- ABOUT THIS EXERCISE
Please copy the entries below word for word, leaving out any image.

- Web page and app entries
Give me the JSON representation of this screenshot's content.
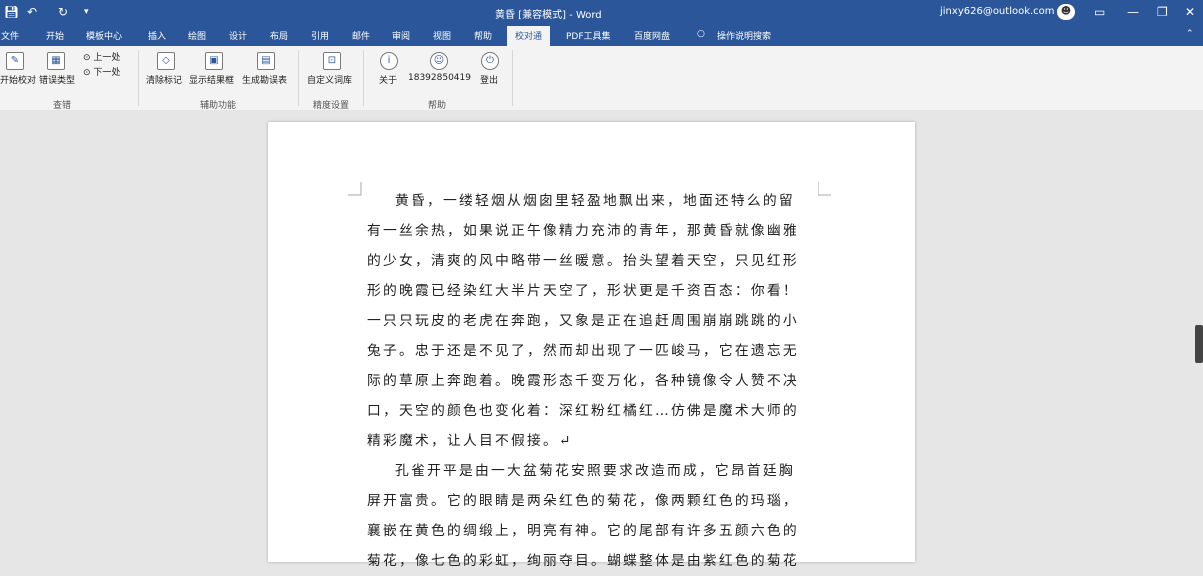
{
  "titlebar": {
    "save_icon": "save-icon",
    "undo_icon": "undo-icon",
    "redo_icon": "redo-icon",
    "customize_icon": "customize-icon",
    "title": "黄昏 [兼容模式] - Word",
    "account": "jinxy626@outlook.com",
    "avatar": "☻"
  },
  "tabs": [
    "文件",
    "开始",
    "模板中心",
    "插入",
    "绘图",
    "设计",
    "布局",
    "引用",
    "邮件",
    "审阅",
    "视图",
    "帮助",
    "校对通",
    "PDF工具集",
    "百度网盘",
    "操作说明搜索"
  ],
  "active_tab": "校对通",
  "ribbon": {
    "buttons": {
      "start_check": "开始校对",
      "error_type": "错误类型",
      "prev": "上一处",
      "next": "下一处",
      "clear_marks": "清除标记",
      "show_result": "显示结果框",
      "gen_report": "生成勘误表",
      "custom_dict": "自定义词库",
      "about": "关于",
      "phone": "18392850419",
      "logout": "登出"
    },
    "groups": {
      "check": "查错",
      "assist": "辅助功能",
      "precision": "精度设置",
      "help": "帮助"
    }
  },
  "document": {
    "para1": [
      "黄昏，一缕轻烟从烟囱里轻盈地飘出来，地面还特么的留",
      "有一丝余热，如果说正午像精力充沛的青年，那黄昏就像幽雅",
      "的少女，清爽的风中略带一丝暖意。抬头望着天空，只见红形",
      "形的晚霞已经染红大半片天空了，形状更是千资百态：你看！",
      "一只只玩皮的老虎在奔跑，又象是正在追赶周围崩崩跳跳的小",
      "兔子。忠于还是不见了，然而却出现了一匹峻马，它在遗忘无",
      "际的草原上奔跑着。晚霞形态千变万化，各种镜像令人赞不决",
      "口，天空的颜色也变化着：深红粉红橘红…仿佛是魔术大师的",
      "精彩魔术，让人目不假接。↵"
    ],
    "para2": [
      "孔雀开平是由一大盆菊花安照要求改造而成，它昂首廷胸",
      "屏开富贵。它的眼睛是两朵红色的菊花，像两颗红色的玛瑙，",
      "襄嵌在黄色的绸缎上，明亮有神。它的尾部有许多五颜六色的",
      "菊花，像七色的彩虹，绚丽夺目。蝴蝶整体是由紫红色的菊花"
    ]
  },
  "colors": {
    "brand": "#2b579a",
    "ribbon_bg": "#f3f3f3",
    "doc_bg": "#e6e6e6"
  }
}
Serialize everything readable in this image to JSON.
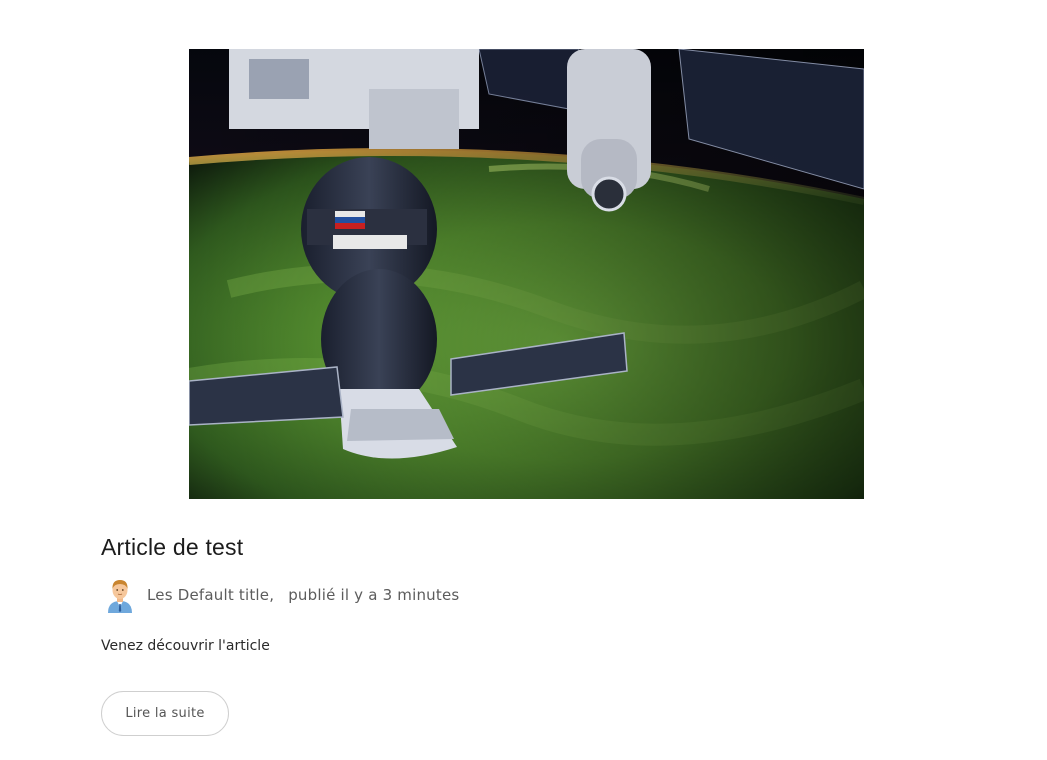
{
  "article": {
    "image_alt": "Soyuz spacecraft docked to the International Space Station above green aurora",
    "title": "Article de test",
    "author": "Les Default title,",
    "published": "publié il y a 3 minutes",
    "excerpt": "Venez découvrir l'article",
    "read_more_label": "Lire la suite"
  },
  "colors": {
    "title": "#1c1c1c",
    "meta": "#5c5c5c",
    "button_border": "#cfcfcf",
    "aurora_green": "#6fbf3a"
  },
  "icons": {
    "avatar": "user-avatar-icon"
  }
}
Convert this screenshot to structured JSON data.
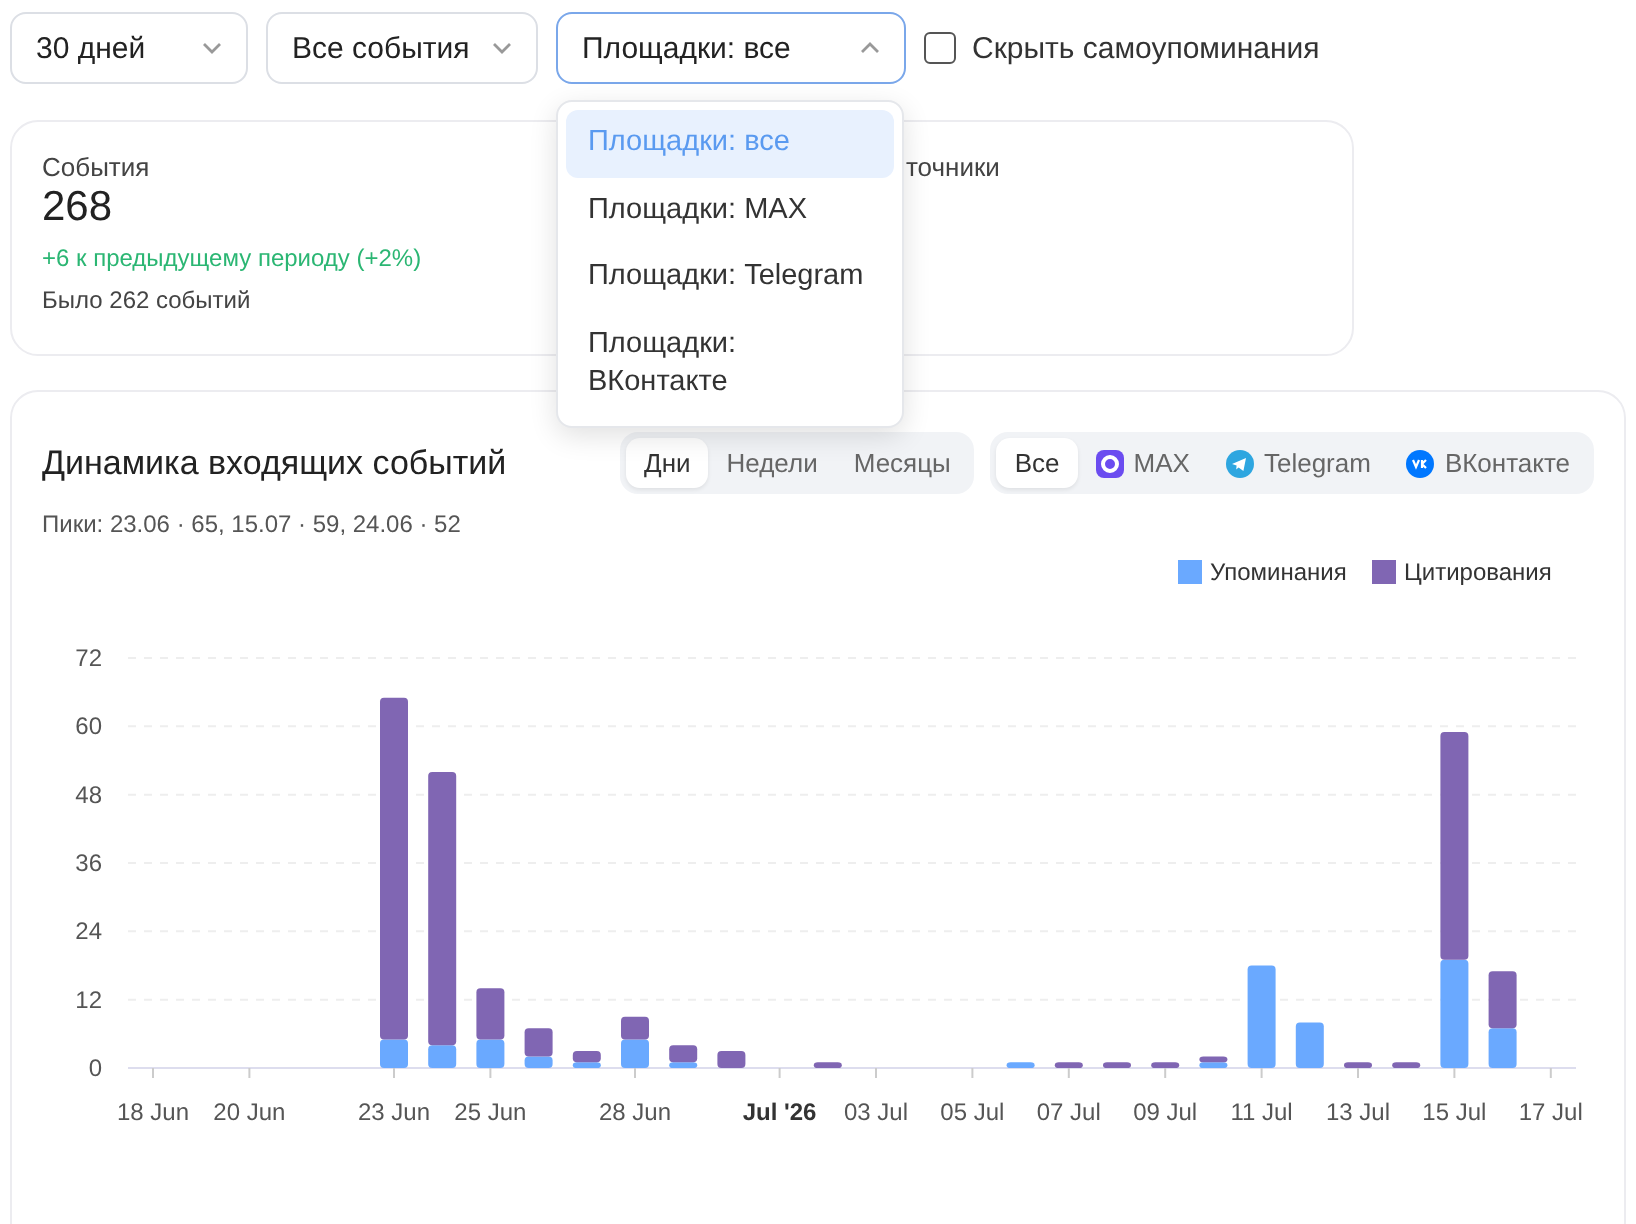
{
  "filters": {
    "period": "30 дней",
    "events": "Все события",
    "platform": {
      "value": "Площадки: все",
      "open": true,
      "options": [
        {
          "label": "Площадки: все",
          "selected": true
        },
        {
          "label": "Площадки: MAX",
          "selected": false
        },
        {
          "label": "Площадки: Telegram",
          "selected": false
        },
        {
          "label": "Площадки: ВКонтакте",
          "selected": false
        }
      ]
    },
    "hide_self": {
      "label": "Скрыть самоупоминания",
      "checked": false
    }
  },
  "cards": [
    {
      "title": "События",
      "value": "268",
      "delta": "+6 к предыдущему периоду (+2%)",
      "previous": "Было 262 событий"
    },
    {
      "title": "точники"
    }
  ],
  "panel": {
    "title": "Динамика входящих событий",
    "peaks": "Пики: 23.06 · 65, 15.07 · 59, 24.06 · 52",
    "granularity": [
      {
        "label": "Дни",
        "selected": true
      },
      {
        "label": "Недели",
        "selected": false
      },
      {
        "label": "Месяцы",
        "selected": false
      }
    ],
    "sources": [
      {
        "label": "Все",
        "kind": "all",
        "selected": true
      },
      {
        "label": "MAX",
        "kind": "max",
        "selected": false
      },
      {
        "label": "Telegram",
        "kind": "telegram",
        "selected": false
      },
      {
        "label": "ВКонтакте",
        "kind": "vk",
        "selected": false
      }
    ],
    "chart_data": {
      "type": "bar",
      "stacked": true,
      "grid": true,
      "legend": true,
      "categories": [
        "18 Jun",
        null,
        "20 Jun",
        null,
        null,
        "23 Jun",
        null,
        "25 Jun",
        null,
        null,
        "28 Jun",
        null,
        null,
        "Jul '26",
        null,
        "03 Jul",
        null,
        "05 Jul",
        null,
        "07 Jul",
        null,
        "09 Jul",
        null,
        "11 Jul",
        null,
        "13 Jul",
        null,
        "15 Jul",
        null,
        "17 Jul"
      ],
      "series": [
        {
          "name": "Упоминания",
          "color": "#6aa9ff",
          "values": [
            0,
            0,
            0,
            0,
            0,
            5,
            4,
            5,
            2,
            1,
            5,
            1,
            0,
            0,
            0,
            0,
            0,
            0,
            1,
            0,
            0,
            0,
            1,
            18,
            8,
            0,
            0,
            19,
            7,
            0
          ]
        },
        {
          "name": "Цитирования",
          "color": "#8066b3",
          "values": [
            0,
            0,
            0,
            0,
            0,
            60,
            48,
            9,
            5,
            2,
            4,
            3,
            3,
            0,
            1,
            0,
            0,
            0,
            0,
            1,
            1,
            1,
            1,
            0,
            0,
            1,
            1,
            40,
            10,
            0
          ]
        }
      ],
      "ylim": [
        0,
        72
      ],
      "yticks": [
        0,
        12,
        24,
        36,
        48,
        60,
        72
      ]
    }
  }
}
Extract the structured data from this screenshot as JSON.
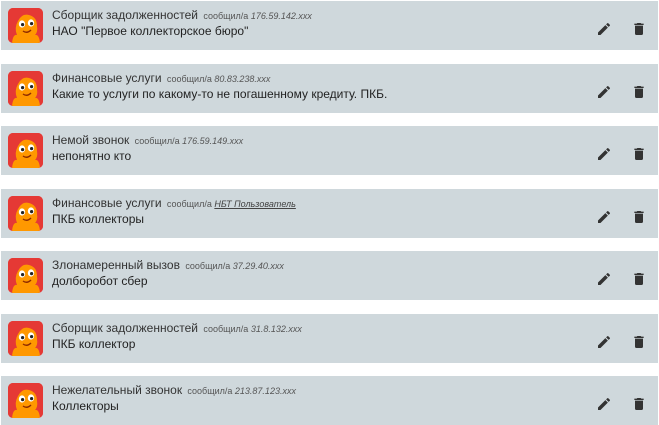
{
  "colors": {
    "row_background": "#cfd8dc",
    "avatar_background": "#e53935",
    "avatar_face": "#ff9800",
    "icon_color": "#333333"
  },
  "icons": {
    "edit": "pencil-icon",
    "delete": "trash-icon",
    "avatar": "octopus-avatar"
  },
  "entries": [
    {
      "category": "Сборщик задолженностей",
      "verb": "сообщил/а",
      "source": "176.59.142.xxx",
      "source_type": "ip",
      "comment": "НАО \"Первое коллекторское бюро\""
    },
    {
      "category": "Финансовые услуги",
      "verb": "сообщил/а",
      "source": "80.83.238.xxx",
      "source_type": "ip",
      "comment": "Какие то услуги по какому-то не погашенному кредиту. ПКБ."
    },
    {
      "category": "Немой звонок",
      "verb": "сообщил/а",
      "source": "176.59.149.xxx",
      "source_type": "ip",
      "comment": "непонятно кто"
    },
    {
      "category": "Финансовые услуги",
      "verb": "сообщил/а",
      "source": "НБТ Пользователь",
      "source_type": "user",
      "comment": "ПКБ коллекторы"
    },
    {
      "category": "Злонамеренный вызов",
      "verb": "сообщил/а",
      "source": "37.29.40.xxx",
      "source_type": "ip",
      "comment": "долборобот сбер"
    },
    {
      "category": "Сборщик задолженностей",
      "verb": "сообщил/а",
      "source": "31.8.132.xxx",
      "source_type": "ip",
      "comment": "ПКБ коллектор"
    },
    {
      "category": "Нежелательный звонок",
      "verb": "сообщил/а",
      "source": "213.87.123.xxx",
      "source_type": "ip",
      "comment": "Коллекторы"
    }
  ]
}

- YOUR SOLUTION
Give me the JSON representation of this screenshot's content.
{
  "titlebar": {
    "save_icon": "save-icon",
    "undo_icon": "undo-icon",
    "redo_icon": "redo-icon",
    "customize_icon": "customize-icon",
    "title": "黄昏 [兼容模式] - Word",
    "account": "jinxy626@outlook.com",
    "avatar": "☻"
  },
  "tabs": [
    "文件",
    "开始",
    "模板中心",
    "插入",
    "绘图",
    "设计",
    "布局",
    "引用",
    "邮件",
    "审阅",
    "视图",
    "帮助",
    "校对通",
    "PDF工具集",
    "百度网盘",
    "操作说明搜索"
  ],
  "active_tab": "校对通",
  "ribbon": {
    "buttons": {
      "start_check": "开始校对",
      "error_type": "错误类型",
      "prev": "上一处",
      "next": "下一处",
      "clear_marks": "清除标记",
      "show_result": "显示结果框",
      "gen_report": "生成勘误表",
      "custom_dict": "自定义词库",
      "about": "关于",
      "phone": "18392850419",
      "logout": "登出"
    },
    "groups": {
      "check": "查错",
      "assist": "辅助功能",
      "precision": "精度设置",
      "help": "帮助"
    }
  },
  "document": {
    "para1": [
      "黄昏，一缕轻烟从烟囱里轻盈地飘出来，地面还特么的留",
      "有一丝余热，如果说正午像精力充沛的青年，那黄昏就像幽雅",
      "的少女，清爽的风中略带一丝暖意。抬头望着天空，只见红形",
      "形的晚霞已经染红大半片天空了，形状更是千资百态：你看！",
      "一只只玩皮的老虎在奔跑，又象是正在追赶周围崩崩跳跳的小",
      "兔子。忠于还是不见了，然而却出现了一匹峻马，它在遗忘无",
      "际的草原上奔跑着。晚霞形态千变万化，各种镜像令人赞不决",
      "口，天空的颜色也变化着：深红粉红橘红…仿佛是魔术大师的",
      "精彩魔术，让人目不假接。↵"
    ],
    "para2": [
      "孔雀开平是由一大盆菊花安照要求改造而成，它昂首廷胸",
      "屏开富贵。它的眼睛是两朵红色的菊花，像两颗红色的玛瑙，",
      "襄嵌在黄色的绸缎上，明亮有神。它的尾部有许多五颜六色的",
      "菊花，像七色的彩虹，绚丽夺目。蝴蝶整体是由紫红色的菊花"
    ]
  },
  "colors": {
    "brand": "#2b579a",
    "ribbon_bg": "#f3f3f3",
    "doc_bg": "#e6e6e6"
  }
}
Serialize everything readable in this image to JSON.
{
  "article": {
    "image_alt": "Soyuz spacecraft docked to the International Space Station above green aurora",
    "title": "Article de test",
    "author": "Les Default title,",
    "published": "publié il y a 3 minutes",
    "excerpt": "Venez découvrir l'article",
    "read_more_label": "Lire la suite"
  },
  "colors": {
    "title": "#1c1c1c",
    "meta": "#5c5c5c",
    "button_border": "#cfcfcf",
    "aurora_green": "#6fbf3a"
  },
  "icons": {
    "avatar": "user-avatar-icon"
  }
}
Convert this screenshot to structured JSON data.
{
  "filters": {
    "period": "30 дней",
    "events": "Все события",
    "platform": {
      "value": "Площадки: все",
      "open": true,
      "options": [
        {
          "label": "Площадки: все",
          "selected": true
        },
        {
          "label": "Площадки: MAX",
          "selected": false
        },
        {
          "label": "Площадки: Telegram",
          "selected": false
        },
        {
          "label": "Площадки: ВКонтакте",
          "selected": false
        }
      ]
    },
    "hide_self": {
      "label": "Скрыть самоупоминания",
      "checked": false
    }
  },
  "cards": [
    {
      "title": "События",
      "value": "268",
      "delta": "+6 к предыдущему периоду (+2%)",
      "previous": "Было 262 событий"
    },
    {
      "title": "точники"
    }
  ],
  "panel": {
    "title": "Динамика входящих событий",
    "peaks": "Пики: 23.06 · 65, 15.07 · 59, 24.06 · 52",
    "granularity": [
      {
        "label": "Дни",
        "selected": true
      },
      {
        "label": "Недели",
        "selected": false
      },
      {
        "label": "Месяцы",
        "selected": false
      }
    ],
    "sources": [
      {
        "label": "Все",
        "kind": "all",
        "selected": true
      },
      {
        "label": "MAX",
        "kind": "max",
        "selected": false
      },
      {
        "label": "Telegram",
        "kind": "telegram",
        "selected": false
      },
      {
        "label": "ВКонтакте",
        "kind": "vk",
        "selected": false
      }
    ],
    "chart_data": {
      "type": "bar",
      "stacked": true,
      "grid": true,
      "legend": true,
      "categories": [
        "18 Jun",
        null,
        "20 Jun",
        null,
        null,
        "23 Jun",
        null,
        "25 Jun",
        null,
        null,
        "28 Jun",
        null,
        null,
        "Jul '26",
        null,
        "03 Jul",
        null,
        "05 Jul",
        null,
        "07 Jul",
        null,
        "09 Jul",
        null,
        "11 Jul",
        null,
        "13 Jul",
        null,
        "15 Jul",
        null,
        "17 Jul"
      ],
      "series": [
        {
          "name": "Упоминания",
          "color": "#6aa9ff",
          "values": [
            0,
            0,
            0,
            0,
            0,
            5,
            4,
            5,
            2,
            1,
            5,
            1,
            0,
            0,
            0,
            0,
            0,
            0,
            1,
            0,
            0,
            0,
            1,
            18,
            8,
            0,
            0,
            19,
            7,
            0
          ]
        },
        {
          "name": "Цитирования",
          "color": "#8066b3",
          "values": [
            0,
            0,
            0,
            0,
            0,
            60,
            48,
            9,
            5,
            2,
            4,
            3,
            3,
            0,
            1,
            0,
            0,
            0,
            0,
            1,
            1,
            1,
            1,
            0,
            0,
            1,
            1,
            40,
            10,
            0
          ]
        }
      ],
      "ylim": [
        0,
        72
      ],
      "yticks": [
        0,
        12,
        24,
        36,
        48,
        60,
        72
      ]
    }
  }
}
Extract the structured data from this screenshot as JSON.
{
  "colors": {
    "row_background": "#cfd8dc",
    "avatar_background": "#e53935",
    "avatar_face": "#ff9800",
    "icon_color": "#333333"
  },
  "icons": {
    "edit": "pencil-icon",
    "delete": "trash-icon",
    "avatar": "octopus-avatar"
  },
  "entries": [
    {
      "category": "Сборщик задолженностей",
      "verb": "сообщил/а",
      "source": "176.59.142.xxx",
      "source_type": "ip",
      "comment": "НАО \"Первое коллекторское бюро\""
    },
    {
      "category": "Финансовые услуги",
      "verb": "сообщил/а",
      "source": "80.83.238.xxx",
      "source_type": "ip",
      "comment": "Какие то услуги по какому-то не погашенному кредиту. ПКБ."
    },
    {
      "category": "Немой звонок",
      "verb": "сообщил/а",
      "source": "176.59.149.xxx",
      "source_type": "ip",
      "comment": "непонятно кто"
    },
    {
      "category": "Финансовые услуги",
      "verb": "сообщил/а",
      "source": "НБТ Пользователь",
      "source_type": "user",
      "comment": "ПКБ коллекторы"
    },
    {
      "category": "Злонамеренный вызов",
      "verb": "сообщил/а",
      "source": "37.29.40.xxx",
      "source_type": "ip",
      "comment": "долборобот сбер"
    },
    {
      "category": "Сборщик задолженностей",
      "verb": "сообщил/а",
      "source": "31.8.132.xxx",
      "source_type": "ip",
      "comment": "ПКБ коллектор"
    },
    {
      "category": "Нежелательный звонок",
      "verb": "сообщил/а",
      "source": "213.87.123.xxx",
      "source_type": "ip",
      "comment": "Коллекторы"
    }
  ]
}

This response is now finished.